    I suspect one of the causes of the teacher shortage is the CTA’s doling out all the money to senior teachers and shorting more junior teachers.

    Replies

    • Charmen 1 month ago1 month ago

      Actually, CTA is not in charge of salaries or "doling out" money to teachers. If a school district and the district teacher's union agree to a raise, the entire certificated staff receives it across the board. But, as a teacher, money is one reason some are leaving the profession - for the level of higher education and training we are expected to have, most teachers can earn more and have greater respect in almost any … Read More

      Actually, CTA is not in charge of salaries or “doling out” money to teachers. If a school district and the district teacher’s union agree to a raise, the entire certificated staff receives it across the board. But, as a teacher, money is one reason some are leaving the profession – for the level of higher education and training we are expected to have, most teachers can earn more and have greater respect in almost any other industry.

  12. Charmen Goehring 1 month ago1 month ago

    I am not against all of his ideas however, he is not being truthful about the school shutdown during Covid. I work in his eldest son's district and for him to say his son didn't get a high school life from freshman year to senior year, is inaccurate. Our school sites were all 100% open by April 2021, some, including mine, were open in November 2020. If his student missed more than a year on … Read More

    I am not against all of his ideas however, he is not being truthful about the school shutdown during Covid. I work in his eldest son’s district and for him to say his son didn’t get a high school life from freshman year to senior year, is inaccurate. Our school sites were all 100% open by April 2021, some, including mine, were open in November 2020. If his student missed more than a year on campus, it is because he chose to keep him home.

  13. Dennis Kelly 1 month ago1 month ago

    Curious that Mr. Christen focuses on getting rid of teachers instead of supporting teachers to make them even better.

    And that old bogeyman of the unfireable monster teacher!

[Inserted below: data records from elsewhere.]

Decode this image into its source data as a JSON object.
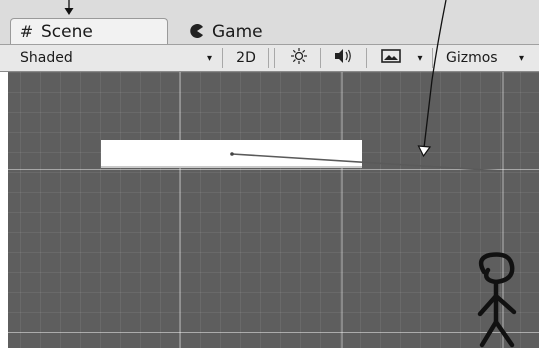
{
  "tabs": {
    "scene": {
      "icon": "grid-icon",
      "label": "Scene"
    },
    "game": {
      "icon": "pacman-icon",
      "label": "Game"
    }
  },
  "toolbar": {
    "draw_mode": "Shaded",
    "mode_2d": "2D",
    "lighting_icon": "sun-icon",
    "audio_icon": "speaker-icon",
    "effects_icon": "image-icon",
    "gizmos_label": "Gizmos"
  },
  "scene": {
    "background_color": "#5e5e5e",
    "platform_color": "#ffffff",
    "character": "stick-figure"
  },
  "annotations": {
    "arrow_color": "#111111"
  }
}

If Mr. Christen actually knows of such beasts, then it is his responsibility to join with the professional educators who want to work among the best and brightest peers and use the existing processes to show Mr. Christensen’s monsters the way out.

  14. Marita 1 month ago1 month ago

    I’m voting for LC, but I’m afraid that thanks to all of our state’s low-information voters we will be stuck with another 4 years of Tony “under my watch math was declared racist” Thurmond.

  15. Rewgolfer@gmail.com 1 month ago1 month ago

    Another article in the Ed Source issue says California test scores K thr 12 are in steep decline. If incumbent Thurmond were doing a good job wouldn’t the test scores be going up? Clearly Christensen is the reform candidate. His views that major reforms are needed and his belief that the K thru 12 teachers union has too much clout and influence in Sacramento, to the detriment of students, is completely correct.